Just To Beat the Traffic
Recall I said, Eko o gba gbere. It is just a fact about many Lagosians. They don’t take chances when it comes to traffic related issues. They are ready to beat the traffic at all cost even if it would be at the detriment of others.
Already, passengers were already murmuring and advising the driver to join other ‘clever’ drivers, flouting the rules because everyone is in haste.
Everyone is in Haste
There were about three JAMB candidates on the bus who were heading for their centre at Agric. Some traders were also on the bus heading for their stalls.
Some took the opportunity to take a nap, while our bus driver made a turn at the U-turn point around Aruna to face the one way.
No sooner had we moved than we were intercepted by a Police officer in the company of about 3 officers of the Lagos State Traffic Management Authority (LASTMA). One was identified for his strictness. If my brain didn’t fail me, he was called ‘Ibro.’
He opened the driver’s side door, ordered the driver to get down authoritatively. To my surprise, the driver made a sharp and fast reverse, which forced Ibro to leave the door.
We reversed to where we made the turn and rejoined the ‘unintelligent’ drivers. I asked the driver why he had to make the dangerous reverse, he said:
“If I was arrested I would be fined N5,000 – N10,000. I won’t be able to work for the day because I would be released around 12 noon or 4 p.m.”
BRT buses were also stuck in the traffic as impatient motorists and motorcyclists plied their lane.
After about 1 hour of ‘bumper to bumper’ vehicular movement, we made it to Agric.
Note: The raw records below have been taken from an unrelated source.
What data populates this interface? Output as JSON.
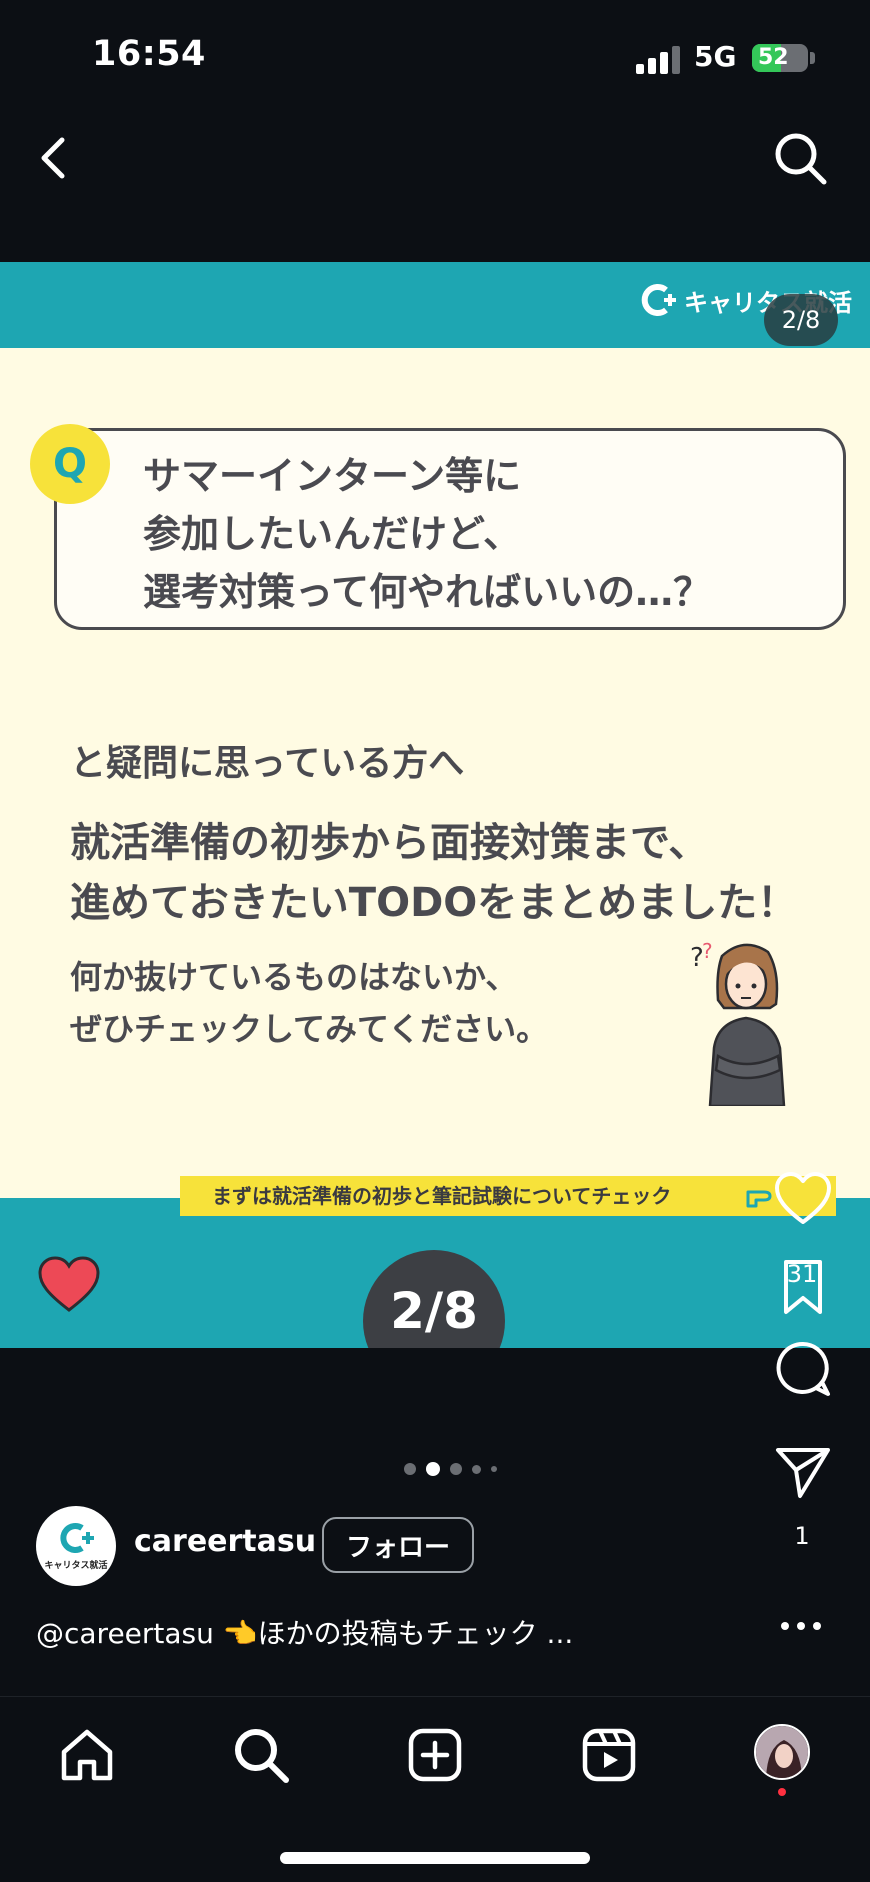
{
  "status_bar": {
    "time": "16:54",
    "network": "5G",
    "battery": "52",
    "battery_level": 0.52
  },
  "post": {
    "brand": "キャリタス就活",
    "counter": "2/8",
    "question_badge": "Q",
    "question_lines": [
      "サマーインターン等に",
      "参加したいんだけど、",
      "選考対策って何やればいいの…？"
    ],
    "lead": "と疑問に思っている方へ",
    "headline_lines": [
      "就活準備の初歩から面接対策まで、",
      "進めておきたいTODOをまとめました！"
    ],
    "sub_lines": [
      "何か抜けているものはないか、",
      "ぜひチェックしてみてください。"
    ],
    "strip_text": "まずは就活準備の初歩と筆記試験についてチェック",
    "page_bubble": "2/8"
  },
  "actions": {
    "like_count": "31",
    "share_count": "1"
  },
  "carousel": {
    "total_dots": 5,
    "active_index": 1
  },
  "account": {
    "username": "careertasu",
    "follow_label": "フォロー",
    "avatar_text": "キャリタス就活"
  },
  "caption": "@careertasu 👈ほかの投稿もチェック ...",
  "colors": {
    "teal": "#1ea6b2",
    "cream": "#fffbe3",
    "yellow": "#f7e23a",
    "heart": "#ed4956"
  }
}
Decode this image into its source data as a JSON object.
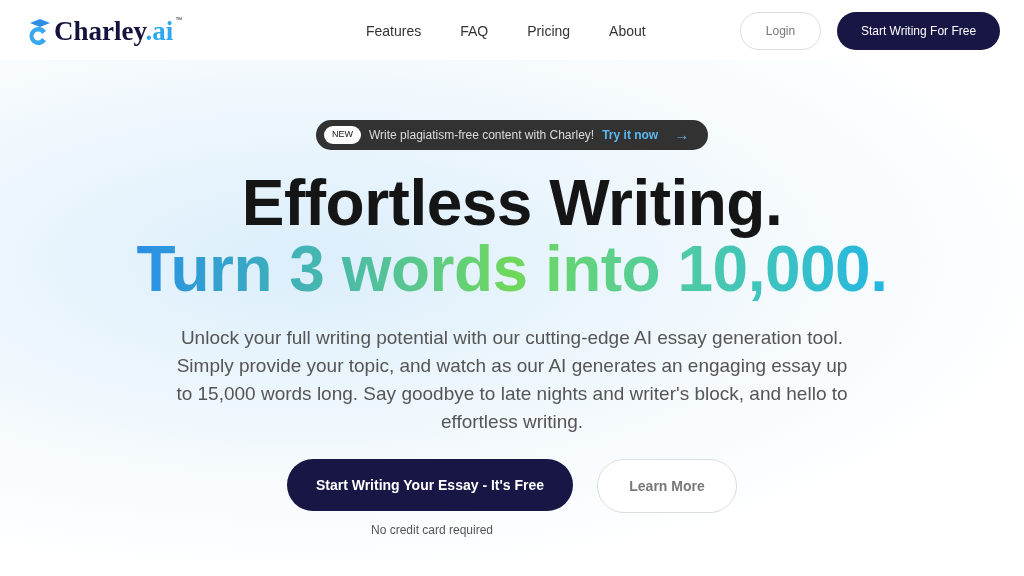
{
  "logo": {
    "name": "Charley",
    "suffix": ".ai",
    "trademark": "™"
  },
  "nav": [
    "Features",
    "FAQ",
    "Pricing",
    "About"
  ],
  "header_buttons": {
    "login": "Login",
    "cta": "Start Writing For Free"
  },
  "announcement": {
    "badge": "NEW",
    "text": "Write plagiatism-free content with Charley!",
    "link": "Try it now",
    "arrow": "→"
  },
  "hero": {
    "title": "Effortless Writing.",
    "subtitle": "Turn 3 words into 10,000.",
    "description": "Unlock your full writing potential with our cutting-edge AI essay generation tool. Simply provide your topic, and watch as our AI generates an engaging essay up to 15,000 words long. Say goodbye to late nights and writer's block, and hello to effortless writing.",
    "primary_button": "Start Writing Your Essay - It's Free",
    "secondary_button": "Learn More",
    "note": "No credit card required"
  }
}
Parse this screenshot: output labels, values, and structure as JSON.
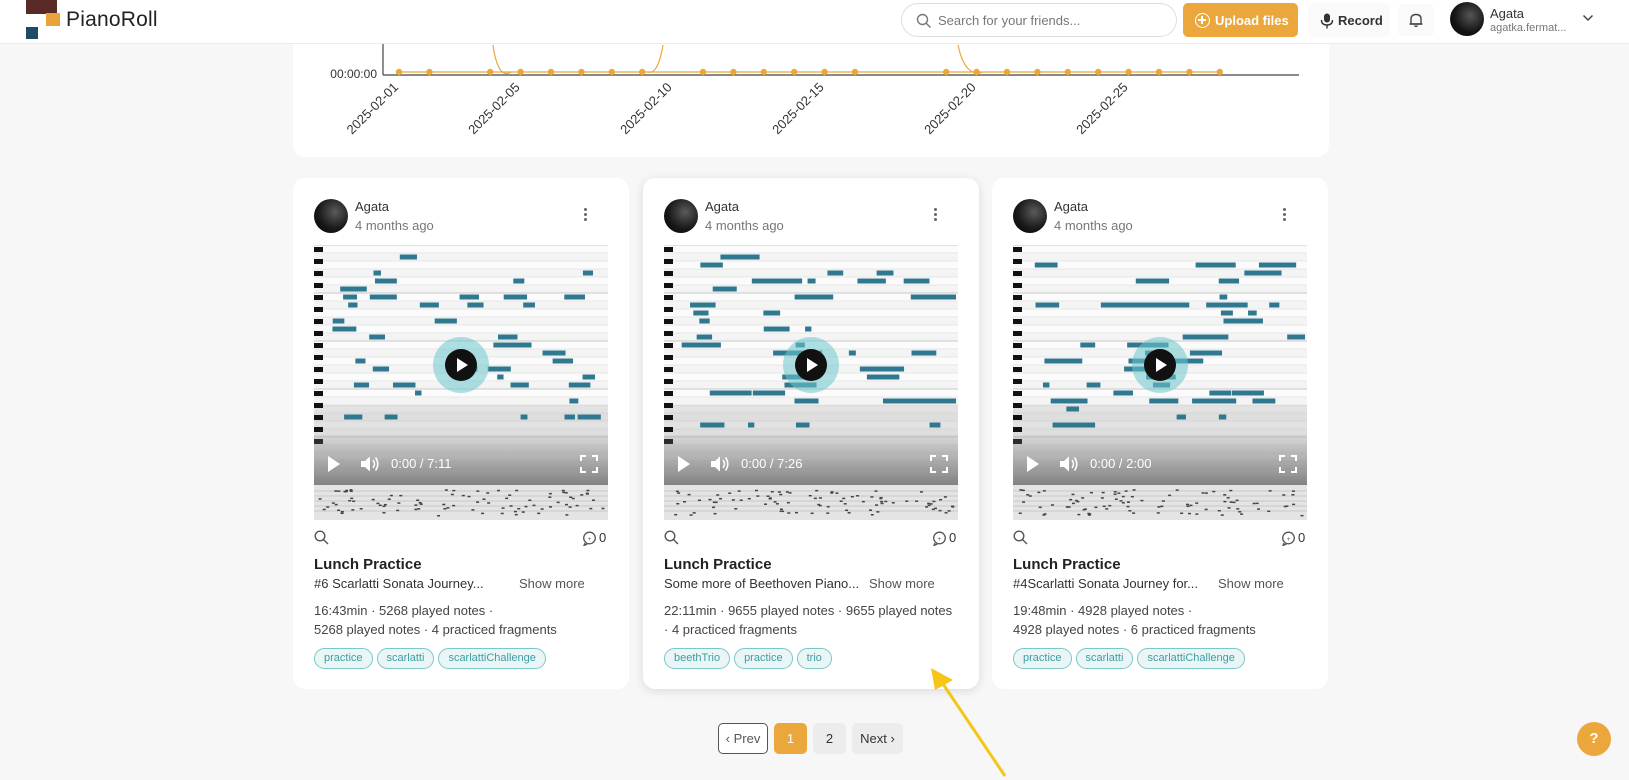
{
  "header": {
    "brand": "PianoRoll",
    "search_placeholder": "Search for your friends...",
    "upload_label": "Upload files",
    "record_label": "Record",
    "user_name": "Agata",
    "user_email": "agatka.fermat..."
  },
  "activity_chart": {
    "type": "line",
    "y_tick_visible": "00:00:00",
    "x_ticks": [
      "2025-02-01",
      "2025-02-05",
      "2025-02-10",
      "2025-02-15",
      "2025-02-20",
      "2025-02-25"
    ],
    "line_color": "#eba73c"
  },
  "cards": [
    {
      "author": "Agata",
      "time_ago": "4 months ago",
      "video_time": "0:00 / 7:11",
      "comments": "0",
      "title": "Lunch Practice",
      "description": "#6 Scarlatti Sonata Journey...",
      "show_more": "Show more",
      "stats_line1": "16:43min · 5268 played notes ·",
      "stats_line2": "5268 played notes · 4 practiced fragments",
      "tags": [
        "practice",
        "scarlatti",
        "scarlattiChallenge"
      ]
    },
    {
      "author": "Agata",
      "time_ago": "4 months ago",
      "video_time": "0:00 / 7:26",
      "comments": "0",
      "title": "Lunch Practice",
      "description": "Some more of Beethoven Piano...",
      "show_more": "Show more",
      "stats_line1": "22:11min · 9655 played notes · 9655 played notes",
      "stats_line2": "· 4 practiced fragments",
      "tags": [
        "beethTrio",
        "practice",
        "trio"
      ]
    },
    {
      "author": "Agata",
      "time_ago": "4 months ago",
      "video_time": "0:00 / 2:00",
      "comments": "0",
      "title": "Lunch Practice",
      "description": "#4Scarlatti Sonata Journey for...",
      "show_more": "Show more",
      "stats_line1": "19:48min · 4928 played notes ·",
      "stats_line2": "4928 played notes · 6 practiced fragments",
      "tags": [
        "practice",
        "scarlatti",
        "scarlattiChallenge"
      ]
    }
  ],
  "pagination": {
    "prev": "‹ Prev",
    "pages": [
      "1",
      "2"
    ],
    "current": "1",
    "next": "Next ›"
  },
  "help_label": "?",
  "colors": {
    "accent": "#eba73c",
    "note": "#2f7890",
    "tag_border": "#7ac7c9"
  }
}
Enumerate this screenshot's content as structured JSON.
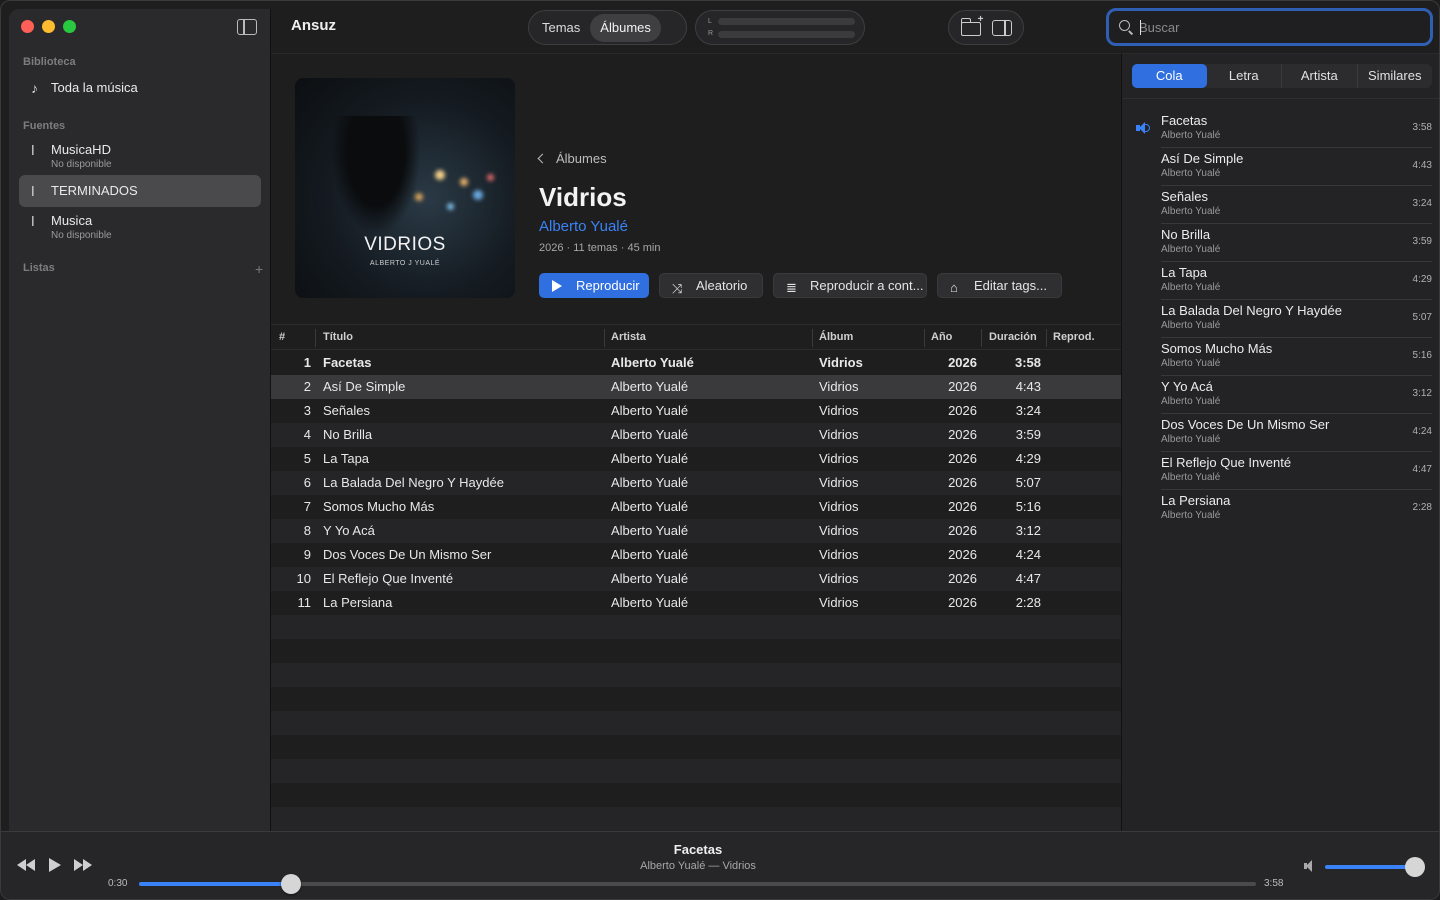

Nothing other than danfo drivers picking passengers on the road, touts collecting tolls, Security personnel and LASTMA officers struggling to direct traffic on the road.
We didn’t face any traffic till we got to Asolo where we faced another ‘sun kere, fa kere’ – traffic jam.
After the short congestion, I arrived at my destination, Mile 12 at exactly 7:10 a.m., stressed out on a Monday morning.
Guess what, I must not allow that to affect my day. 4:00 p.m. is another time to face another traffic.